Sen. Richard Lugar Gives President Obama Credit For Reaching Out To The GOP (VIDEO)
WASHINGTON -- Sen. Richard Lugar (R-Ind.), increasingly a voice of reason and moderation within his own GOP, gave President Obama credit on Sunday for reaching out to Republicans, breaking with the party-line criticisms that the administration is not listening at all to the opposition. He also warned his colleagues against becoming the "party of no," saying that voters will start to hold Republicans accountable if they don't offer actual solutions.

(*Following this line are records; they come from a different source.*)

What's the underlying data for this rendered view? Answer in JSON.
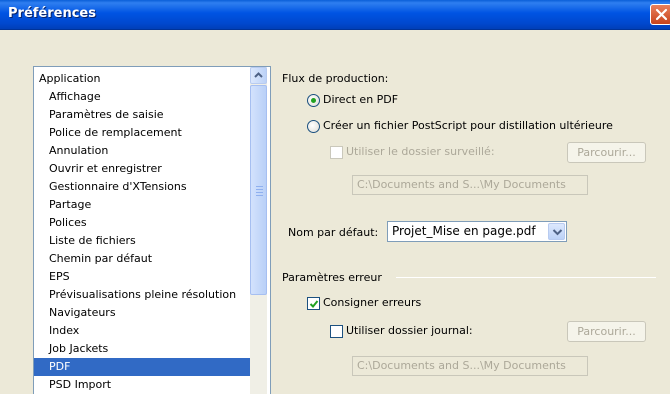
{
  "window": {
    "title": "Préférences"
  },
  "list": {
    "items": [
      {
        "label": "Application",
        "level": "root",
        "selected": false
      },
      {
        "label": "Affichage",
        "level": "child",
        "selected": false
      },
      {
        "label": "Paramètres de saisie",
        "level": "child",
        "selected": false
      },
      {
        "label": "Police de remplacement",
        "level": "child",
        "selected": false
      },
      {
        "label": "Annulation",
        "level": "child",
        "selected": false
      },
      {
        "label": "Ouvrir et enregistrer",
        "level": "child",
        "selected": false
      },
      {
        "label": "Gestionnaire d'XTensions",
        "level": "child",
        "selected": false
      },
      {
        "label": "Partage",
        "level": "child",
        "selected": false
      },
      {
        "label": "Polices",
        "level": "child",
        "selected": false
      },
      {
        "label": "Liste de fichiers",
        "level": "child",
        "selected": false
      },
      {
        "label": "Chemin par défaut",
        "level": "child",
        "selected": false
      },
      {
        "label": "EPS",
        "level": "child",
        "selected": false
      },
      {
        "label": "Prévisualisations pleine résolution",
        "level": "child",
        "selected": false
      },
      {
        "label": "Navigateurs",
        "level": "child",
        "selected": false
      },
      {
        "label": "Index",
        "level": "child",
        "selected": false
      },
      {
        "label": "Job Jackets",
        "level": "child",
        "selected": false
      },
      {
        "label": "PDF",
        "level": "child",
        "selected": true
      },
      {
        "label": "PSD Import",
        "level": "child",
        "selected": false
      }
    ]
  },
  "workflow": {
    "heading": "Flux de production:",
    "radio_direct": "Direct en PDF",
    "radio_postscript": "Créer un fichier PostScript pour distillation ultérieure",
    "radio_selected": "direct",
    "watched_folder_label": "Utiliser le dossier surveillé:",
    "watched_folder_checked": false,
    "browse_label": "Parcourir...",
    "watched_folder_path": "C:\\Documents and S...\\My Documents"
  },
  "default_name": {
    "label": "Nom par défaut:",
    "value": "Projet_Mise en page.pdf"
  },
  "errors": {
    "heading": "Paramètres erreur",
    "log_errors_label": "Consigner erreurs",
    "log_errors_checked": true,
    "log_folder_label": "Utiliser dossier journal:",
    "log_folder_checked": false,
    "browse_label": "Parcourir...",
    "log_folder_path": "C:\\Documents and S...\\My Documents"
  }
}
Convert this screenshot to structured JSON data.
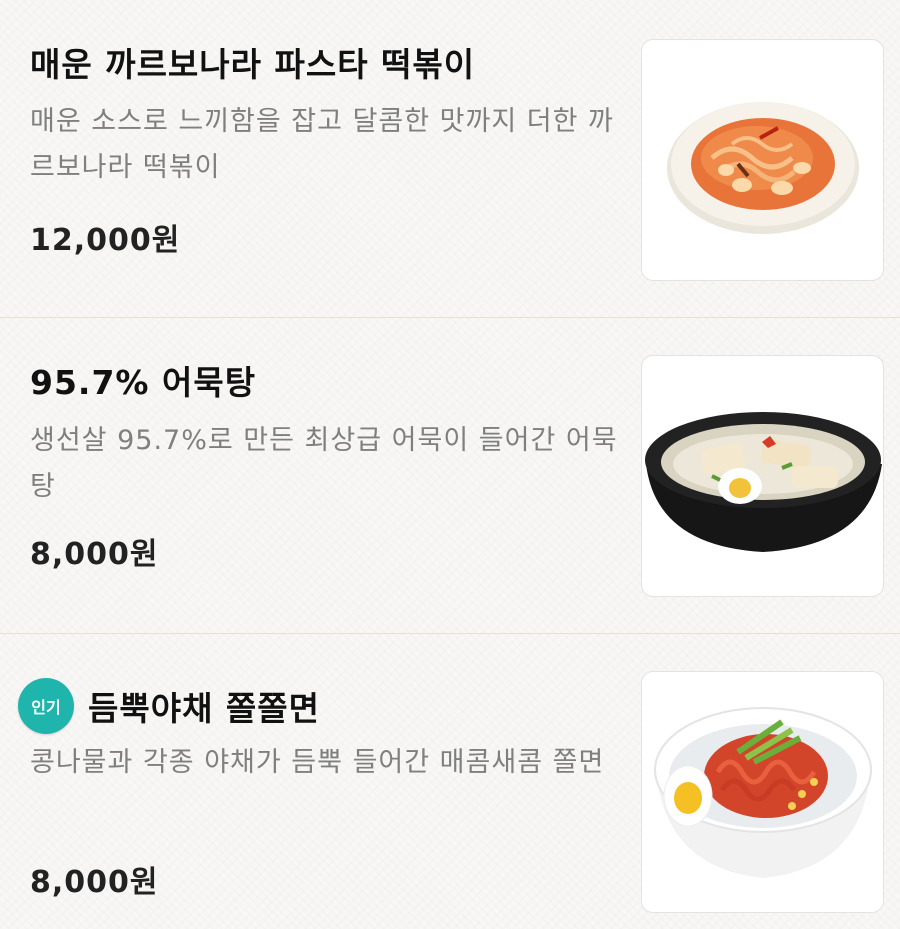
{
  "menu": {
    "items": [
      {
        "title": "매운 까르보나라 파스타 떡볶이",
        "description": "매운 소스로 느끼함을 잡고 달콤한 맛까지 더한 까르보나라 떡볶이",
        "price": "12,000원",
        "image_icon": "spicy-carbonara-tteokbokki-dish"
      },
      {
        "title": "95.7% 어묵탕",
        "description": "생선살 95.7%로 만든 최상급 어묵이 들어간 어묵탕",
        "price": "8,000원",
        "image_icon": "fishcake-soup-bowl"
      },
      {
        "badge": "인기",
        "title": "듬뿍야채 쫄쫄면",
        "description": "콩나물과 각종 야채가 듬뿍 들어간 매콤새콤 쫄면",
        "price": "8,000원",
        "image_icon": "jjolmyeon-noodle-bowl"
      }
    ]
  },
  "colors": {
    "badge": "#1fb5ad",
    "description": "#7f7f7f",
    "divider": "#e6dfd4"
  }
}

"Now, I think since the election, my understanding is that the meetings that President Obama has had have certainly had an element of reaching out," Lugar told Candy Crowley on CNN's "State of the Union." "And I think that has been appreciated. And as I indicated earlier, I think that perhaps Sen. McConnell, our Republican leader, and the president may see more eye to eye on how we ought to wind up this lame duck session than maybe do others in this situation."
Lugar agreed with Crowley's assertion that McConnell is "dealing with sort of a rebellious conservative side of his own party," saying, "Of course, because many would say -- and have said -- that why do anything President Obama wants? It simply gives him a victory. And therefore we're the party of no. Now, I think some of us said no, we are not the party of no. We must never be the party of no."
Indeed, there have been seeds of disagreements already becoming public between McConnell and some of his colleagues, especially on the House side. For example, Rep. Mike Pence (R-Ind.) recently told The Huffington Post that he disagrees with McConnell's assertion that repealing health care reform is not possible with Obama in office. "I wouldn't deign to question the evaluation of any peer, but oftentimes people leave the American people out of the equation," he replied.
Lugar also said that Republicans must have real solutions or voters will become angry and kick them out of office:
I think a good number of people understand what I'm saying, probably agree, sometimes overtly, maybe more often covertly. They understand eventually, the American people, angry as they are with the Democrats, with the tsunami that came in the election, are finally going to say to Republicans: 'OK, now, what are you guys going to do? What in fact is your program?'
Our program is to stop Obama, some would say. It's to defeat Obama. That it's a two-stage process. You defeat the Democrats, first of all, in the Congress; then you defeat Obama. Then we'll come out and we'll tell you.
Well, that's not going to work. And at some point there really have to be constructive Republican programs.
Lugar is increasingly become a target of right-wing activists' ire for supporting passage of the START Treaty, expressing an openness to considering the DREAM Act and "Don't Ask, Don't Tell" repeal and voting for the confirmation of Elena Kagan to the Supreme Court. Tea Party activists are looking to target him in 2012.
"If Dick Lugar, having served five terms in the U.S. Senate and being the most respected person in the Senate and the leading authority on foreign policy, is seriously challenged by anybody in the Republican Party, we have gone so far overboard that we are beyond redemption," said John C. Danforth, a former Republican senator from Missouri.
Many progressives have been frustrated with Obama's willingness to accommodate Republican demands -- without getting much in return.
But a White House official told The Huffington Post that at a meeting on Saturday, "The president told Democratic congressional leaders ... that he was open to compromise, but he would oppose even a temporary extension of the Bush tax cuts if it did not include an extension of benefits for the unemployed and extensions of the other tax cuts that benefit middle-class families. Without them, taxes would still rise for 95 percent of Americans." The comments were, as Sam Stein reported, "one of the clearest signs that the president is not only done ceding any more policy turf to the GOP with respect to tax cut negotiations but willing to let rates expire if Republican don't temper their demands."